Arres wrote:I would rather have another 4 awful years of President Obama, than continue to support the system as it stands. Republican, Independant, or write-in, Dr. Paul has my support.
I think this is a key lesson that people are starting to learn, both those that lean right or left. The establishment parties, both the Democrats and Republicans, benefit from pushing movements into one camp or the other. Once a movement is subsumed by the establishment, their votes can essentially be taken for granted. Hence the idea of voting against the "other guys", rather than voting on individual principles and beliefs - an inherently collectivist idea itself.
Take Howard Dean's anti-war movement in the 2004 primary, for example. The Democrats were able to successfully subsume the movement, and in 2008, Obama only needed some rhetoric to win their votes - and if Paul is not nominated now, he can likely win at least some of their votes despite a pro-war record. The same thing may happen for the "budget hawks" in the Tea Party that pushed the elections in 2010, if they bow to pressure to vote for establishment Republicans.
The Tea Party and (I hope) OWS indicate that people are learning these lessons. While I, personally, fit with the Tea Party a bit more, neither of these movements have accepted a label with a specific party. While one can say that the Tea Party is more "right-wing" and OWS is more "left-wing", that isn't the same thing at all - one can just look at the insistence of the Tea Party to vote for "kooks" like Rand Paul, etc. over the "guaranteed" victory of establishment Republicans. And again, despite attempts by the establishment Republicans to co-opt the Tea Party, and Obama to co-opt OWS, it is actually Ron Paul that has gained the most support from people that put their independence and their philosophy above party.
Now, whether either of those movements "sticks around" is still to be determined by events, but given the track record of co-opted movements, I think this is good, but I also think anything that rebukes the two party hegemony is good, so take that as you will. (And I would like to thank Cid for changing my mind about, among other things, the partisan system. Know that this is all your fault, you nut.
Ron Paul, and his message, is unique, precisely due to his brand of moderate politics. I say moderate because that's what it is - Paul could just as easily be running as a conservative Democrat based on his civil rights and foreign policy stances, as he is as a Republican based on his market and government spending stances. He is the "radical moderate", as it were. The establishment, grasping for power, fears this, because they prefer the moderate Obama or McCain - where "moderate" means the worst parts of the two parties: the Democratic drive to control people here and the Republican drive to control other nations. (I've heard it said: if you want to control Americans, you are a Democrat; if you want to control foreigners, you are a Republican; if you want to control the whole world, you are a moderate; but if you want to control only yourself, you are a crazy radical.)

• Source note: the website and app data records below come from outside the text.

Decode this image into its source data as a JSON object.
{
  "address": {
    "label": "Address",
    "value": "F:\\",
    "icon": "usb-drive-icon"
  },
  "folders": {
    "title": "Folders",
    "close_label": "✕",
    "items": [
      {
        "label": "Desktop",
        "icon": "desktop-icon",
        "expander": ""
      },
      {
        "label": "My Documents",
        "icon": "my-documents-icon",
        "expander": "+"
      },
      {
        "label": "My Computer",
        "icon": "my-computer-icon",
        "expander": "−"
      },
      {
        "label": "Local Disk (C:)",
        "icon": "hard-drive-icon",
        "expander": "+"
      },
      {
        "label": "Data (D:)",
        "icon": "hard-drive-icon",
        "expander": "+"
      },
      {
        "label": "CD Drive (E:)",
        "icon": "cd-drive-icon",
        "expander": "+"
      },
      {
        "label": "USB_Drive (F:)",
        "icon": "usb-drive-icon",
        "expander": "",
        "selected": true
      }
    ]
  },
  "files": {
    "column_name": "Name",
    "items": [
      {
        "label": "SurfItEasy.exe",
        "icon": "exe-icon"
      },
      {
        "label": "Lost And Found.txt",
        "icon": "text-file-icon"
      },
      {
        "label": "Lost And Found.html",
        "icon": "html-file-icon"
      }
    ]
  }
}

Frédéric Bastiat wrote:And now that the legislators and do-gooders have so futilely inflicted so many systems upon society, may they finally end where they should have begun: May they reject all systems, and try liberty; for liberty is an acknowledgment of faith in God and His works.
Count Axel Oxenstierna wrote:Dost thou not know, my son, with how little wisdom the world is governed?